SALEM- Alexander Calder was perhaps the most innovative American sculptor of the 20th century. Born into a family of artists in July, 1898, this artist was responsible for developing a new method of sculpting with wire and introduced the mobile as a new art form. He also did outdoor sculptures made of bolted sheet steel.
Calder did not originally intend to become an artist. He first received an engineering degree but in 1923 he enrolled at the Art Students League. After graduating, he went to Paris and got a job with the National Police Gazette. One of his assignments was to cover the arrival of the Ringling Brothers and Barnum and Bailey Circus. This assignment fostered a lifelong interest in the circus which inspired his creation, the Cirque Calder.
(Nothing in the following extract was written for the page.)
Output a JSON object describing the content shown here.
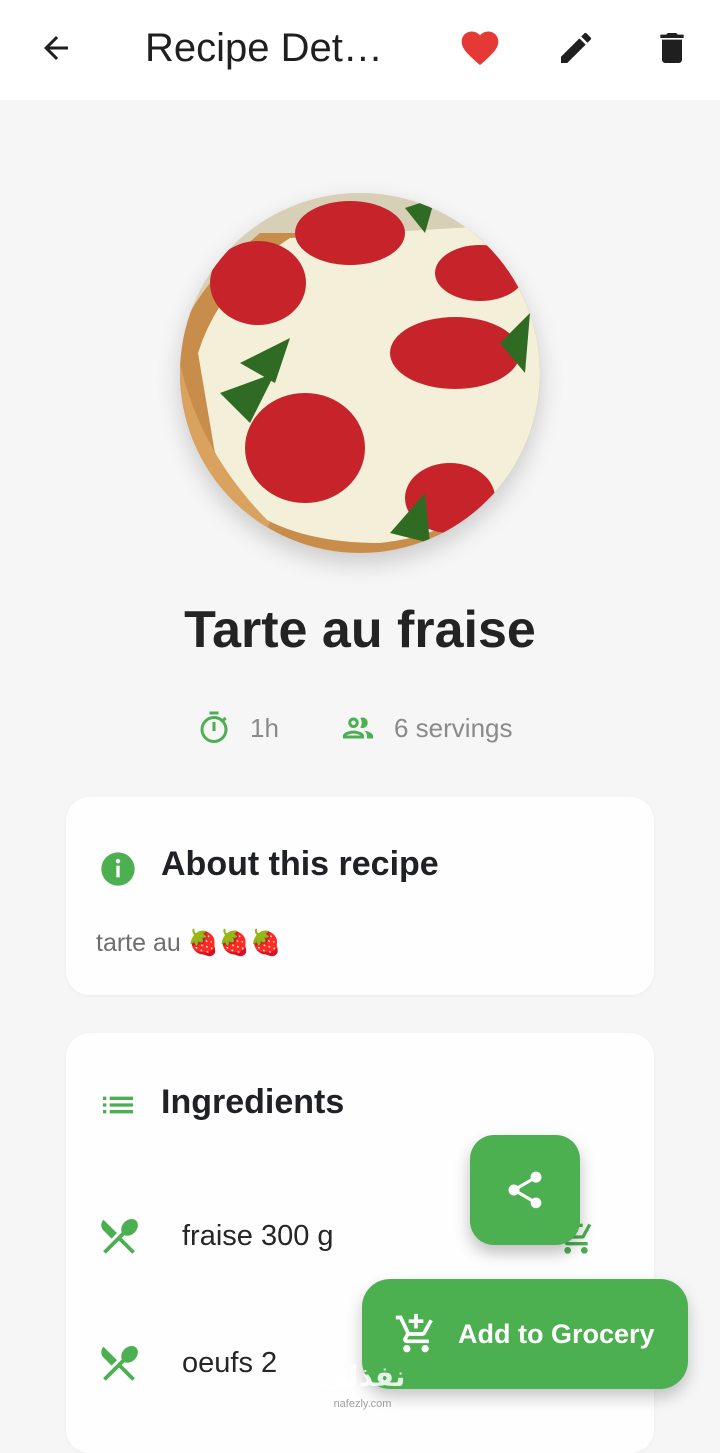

This manually manipulated work of art included miniature performers, animals, and props made from a variety of materials. Calder gave lengthy performances with his art to audiences in both Paris and the United States.
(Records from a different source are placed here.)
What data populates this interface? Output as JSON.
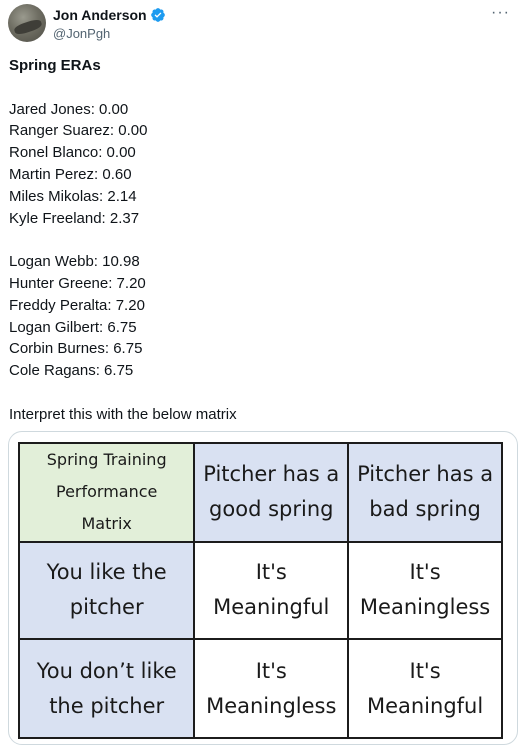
{
  "author": {
    "name": "Jon Anderson",
    "handle": "@JonPgh",
    "verified_icon": "verified-badge-icon",
    "more_icon": "more-options-icon",
    "accent_color": "#1d9bf0"
  },
  "tweet": {
    "title": "Spring ERAs",
    "good_list": [
      "Jared Jones: 0.00",
      "Ranger Suarez: 0.00",
      "Ronel Blanco: 0.00",
      "Martin Perez: 0.60",
      "Miles Mikolas: 2.14",
      "Kyle Freeland: 2.37"
    ],
    "bad_list": [
      "Logan Webb: 10.98",
      "Hunter Greene: 7.20",
      "Freddy Peralta: 7.20",
      "Logan Gilbert: 6.75",
      "Corbin Burnes: 6.75",
      "Cole Ragans: 6.75"
    ],
    "closing": "Interpret this with the below matrix"
  },
  "matrix": {
    "corner": [
      "Spring Training",
      "Performance",
      "Matrix"
    ],
    "col_headers": [
      [
        "Pitcher has a",
        "good spring"
      ],
      [
        "Pitcher has a",
        "bad spring"
      ]
    ],
    "rows": [
      {
        "header": [
          "You like the",
          "pitcher"
        ],
        "cells": [
          [
            "It's",
            "Meaningful"
          ],
          [
            "It's",
            "Meaningless"
          ]
        ]
      },
      {
        "header": [
          "You don’t like",
          "the pitcher"
        ],
        "cells": [
          [
            "It's",
            "Meaningless"
          ],
          [
            "It's",
            "Meaningful"
          ]
        ]
      }
    ],
    "colors": {
      "corner_bg": "#e2efd9",
      "header_bg": "#d9e1f2",
      "cell_bg": "#ffffff"
    }
  }
}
In 1931, he gave up mechanical art and concentrated on creating mobiles, relying on motion from air currents. He also did outdoor sculptures and abstract paintings during this period. Following his death in 1976, Calder was awarded the Presidential Medal of Freedom.
This unique artist is the subject of two books acquired by the Children's Department this past year. The first, a picture book biography by Tanya Lee, is called "Sandy's Circus." This book concentrates on the story of the creation of the Cirque Calder and how the artist was able to fit his work in five suitcases to create a traveling show that was in demand on both sides of the Atlantic. The second book is part of a series by Blue Balliett, called "The Calder Game." The third in this series about students at a University of Chicago Lab School in Hyde Park tells the story of Calder Pillay, who, while accompanying his father on a business trip to England, disappears along with a statue created by Alexander Calder. When his friends arrive in England to help find the missing student, it is their knowledge of Calder and their powers of observation that help them locate their missing friend.
Both of these books can be found in the Children's Department of Salem Public Library. They can be reserved on the library's website, www.salem.lib.oh.us.